Monthly Archives: July 2013

Tape Machine: Vintage Tape Emulation for Reaktor

Here’s a guest post from Reaktor user Martin Klappacher, in which he gives us a heads up about a vintage tape emulation from the recent past. I’m forever finding overlooked jewels uploaded to the Reaktor library that I either ignored the first time around or downloaded and left languishing in some corner of my hard drive. After all, there are only so many hours in a day. That’s why it’s important for Reaktor users to communicate. Do you have a favorite unheralded gem from the user library? Let us know in the comments! – Pete

It’s pretty obvious that one of the biggest trends in the last couple of years regarding audio is the digital recreation of vintage/analog gear as software (plugins). Not long ago it seemed that everyone was raving about tape saturation, especially the recreation of specific tape machines as algorithms. Some well-known plugin manufacturers hopped on the bandwagon and created some rather expensive and mostly dongled products.

Recently I stumbled across a Reaktor ensemble on my HD I totally had forgotten about at all. Since I think it’s not that common among Reaktor users and a couple of years old, I want to share with you. It’s simply called Tape Machine  created by S. Millward.

Tape Machine v5.2

Described as multi effects processor it has seven different stages to recreate the feel of a vintage tape machine. But the really great thing about this ensemble are it’s snapshots. There are 43 presets exclusively for different models/settings of Studer, Otari, Tascam, Ampex, Sony and other tape machines. These snapshots have exactly the same EQ curves as the original devices, are very subtle and therefore are best suited for the use on acoustic material, buses or the master channel. Of course you can dial in more extreme values for radical results as well, take a look at the remaining snapshots for examples.

I hope this is helpful for someone and have fun! (Thanks again to S. Millward for the great ensemble!)

Tape Machine v5.2 » Last Updated: 2011-08-29 » Download (Reaktor User Library)

CC BY-SA 3.0Martin Klappacher

Supersaw Synth for Reaktor – The JP-4C

Producer, composer and sound designer Alex Shore has created and released the JP 4C Reaktor ensemble with supersaw features, built as part of a research project:
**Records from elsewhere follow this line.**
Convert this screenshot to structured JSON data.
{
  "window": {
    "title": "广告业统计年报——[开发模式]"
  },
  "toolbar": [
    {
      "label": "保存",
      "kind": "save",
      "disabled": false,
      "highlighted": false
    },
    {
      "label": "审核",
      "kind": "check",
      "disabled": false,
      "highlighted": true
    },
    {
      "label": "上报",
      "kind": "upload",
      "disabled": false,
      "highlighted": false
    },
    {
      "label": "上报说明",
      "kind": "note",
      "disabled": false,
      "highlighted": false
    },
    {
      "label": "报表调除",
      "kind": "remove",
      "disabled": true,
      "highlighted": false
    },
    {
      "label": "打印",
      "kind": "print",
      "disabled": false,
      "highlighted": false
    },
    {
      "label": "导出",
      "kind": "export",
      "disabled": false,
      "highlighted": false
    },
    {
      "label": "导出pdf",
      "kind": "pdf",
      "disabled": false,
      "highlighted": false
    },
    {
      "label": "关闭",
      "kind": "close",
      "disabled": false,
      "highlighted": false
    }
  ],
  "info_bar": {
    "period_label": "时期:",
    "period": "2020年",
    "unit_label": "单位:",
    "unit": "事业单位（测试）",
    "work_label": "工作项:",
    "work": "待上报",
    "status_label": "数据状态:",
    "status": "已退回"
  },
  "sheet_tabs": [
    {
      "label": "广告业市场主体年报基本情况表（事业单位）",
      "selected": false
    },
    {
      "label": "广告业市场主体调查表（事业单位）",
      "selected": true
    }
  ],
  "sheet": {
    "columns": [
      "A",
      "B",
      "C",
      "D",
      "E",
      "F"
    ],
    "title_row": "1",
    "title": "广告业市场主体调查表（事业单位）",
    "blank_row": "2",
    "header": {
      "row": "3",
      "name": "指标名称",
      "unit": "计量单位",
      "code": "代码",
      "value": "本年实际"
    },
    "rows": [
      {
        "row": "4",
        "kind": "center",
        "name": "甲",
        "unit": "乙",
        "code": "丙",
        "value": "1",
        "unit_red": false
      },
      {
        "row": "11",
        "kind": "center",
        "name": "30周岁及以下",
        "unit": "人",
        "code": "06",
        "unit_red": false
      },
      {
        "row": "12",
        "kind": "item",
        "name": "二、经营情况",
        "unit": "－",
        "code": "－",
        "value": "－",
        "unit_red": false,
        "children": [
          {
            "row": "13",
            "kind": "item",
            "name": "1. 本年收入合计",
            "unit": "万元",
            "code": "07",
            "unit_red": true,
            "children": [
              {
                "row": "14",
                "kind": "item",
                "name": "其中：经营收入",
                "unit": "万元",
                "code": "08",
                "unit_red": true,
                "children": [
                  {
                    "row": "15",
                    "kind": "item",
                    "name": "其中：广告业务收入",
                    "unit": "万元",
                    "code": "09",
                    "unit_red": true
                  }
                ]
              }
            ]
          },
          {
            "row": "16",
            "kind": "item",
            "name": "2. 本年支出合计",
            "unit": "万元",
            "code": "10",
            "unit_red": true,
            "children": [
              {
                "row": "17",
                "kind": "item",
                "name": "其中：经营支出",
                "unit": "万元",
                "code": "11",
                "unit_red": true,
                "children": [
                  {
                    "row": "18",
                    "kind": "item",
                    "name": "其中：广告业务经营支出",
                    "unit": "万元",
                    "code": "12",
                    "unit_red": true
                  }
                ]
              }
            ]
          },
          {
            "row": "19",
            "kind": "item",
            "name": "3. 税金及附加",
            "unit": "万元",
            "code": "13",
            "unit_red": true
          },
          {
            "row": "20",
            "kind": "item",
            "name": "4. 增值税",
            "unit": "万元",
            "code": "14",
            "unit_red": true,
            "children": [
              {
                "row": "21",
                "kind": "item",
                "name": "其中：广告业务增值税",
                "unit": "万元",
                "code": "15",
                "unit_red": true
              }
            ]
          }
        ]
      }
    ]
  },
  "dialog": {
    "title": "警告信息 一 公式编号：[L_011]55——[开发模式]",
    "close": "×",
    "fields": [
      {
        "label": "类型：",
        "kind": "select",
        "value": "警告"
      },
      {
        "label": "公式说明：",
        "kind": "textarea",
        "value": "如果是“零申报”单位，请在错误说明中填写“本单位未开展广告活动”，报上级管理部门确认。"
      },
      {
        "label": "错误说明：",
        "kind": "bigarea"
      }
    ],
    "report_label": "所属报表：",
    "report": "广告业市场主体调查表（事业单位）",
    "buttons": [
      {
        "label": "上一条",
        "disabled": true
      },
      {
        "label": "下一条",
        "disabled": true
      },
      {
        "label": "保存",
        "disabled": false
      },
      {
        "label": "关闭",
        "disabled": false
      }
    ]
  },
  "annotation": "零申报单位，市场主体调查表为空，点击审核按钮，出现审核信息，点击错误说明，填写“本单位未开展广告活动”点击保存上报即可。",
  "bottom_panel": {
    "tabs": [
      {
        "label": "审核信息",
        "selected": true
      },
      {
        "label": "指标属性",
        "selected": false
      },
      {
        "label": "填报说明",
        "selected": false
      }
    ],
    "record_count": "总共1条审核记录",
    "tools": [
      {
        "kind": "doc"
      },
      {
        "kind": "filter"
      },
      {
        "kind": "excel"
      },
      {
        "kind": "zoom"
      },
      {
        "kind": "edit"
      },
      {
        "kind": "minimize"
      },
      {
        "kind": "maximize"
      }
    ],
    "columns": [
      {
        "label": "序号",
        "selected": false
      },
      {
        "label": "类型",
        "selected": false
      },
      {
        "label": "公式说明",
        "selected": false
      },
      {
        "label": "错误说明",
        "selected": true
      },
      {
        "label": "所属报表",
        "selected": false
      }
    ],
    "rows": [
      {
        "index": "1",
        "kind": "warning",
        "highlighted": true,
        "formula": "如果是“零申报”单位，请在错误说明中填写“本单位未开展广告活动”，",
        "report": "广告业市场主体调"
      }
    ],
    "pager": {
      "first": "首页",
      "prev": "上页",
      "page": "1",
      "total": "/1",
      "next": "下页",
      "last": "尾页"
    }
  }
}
In 1996 Roland released the JP-8000, their first virtual analogue modeling synthesiser. The JP-8000 became very famous for one thing, the Super Saw. This unique sound helped define the trance music genre and is still commonly used in electronic dance music production today.

The JP-4c is a Reaktor patch designed to emulate the infamous Super Saw oscillator.


 Here’s what it sounds like:

Alex says:

The JP-4c is built upon a combination of research conducted by myself and other individuals, with the patch being able to effectively emulate the original Super Saw’s unique timbre. Detailed research and analysis of the Super Saw found that the oscillator exhibits some interesting characteristics giving it a particular sound.

Download and further information here.

(Hat tip: Martin Klappacher)

Free Hanky Tank Hang Drum Ensemble from Boscomac

HANKY TANK is a tonal percussion instrument crafted from a propane tank. It offers sound close to a hang drum. But here, the Hanky Tank has a 4-octave pitch range, the ability to choose between many tonal modes and arpeggiator for jammin! In terms of sound, you can choose the intensity of the harmonics, the dissonance of the body, the general color, reverb etc.. The setting of the precision allows to simulate live shots. 
Get it here.

NI REAKTOR’s Krypt – Do You Dare?

Brent Kallmer walks us through the scarily complex jungle of the Reaktor factory library ensemble Krypt in this video.

Also, check out this post where I demonstrate adding MIDI out to the Krypt sequencer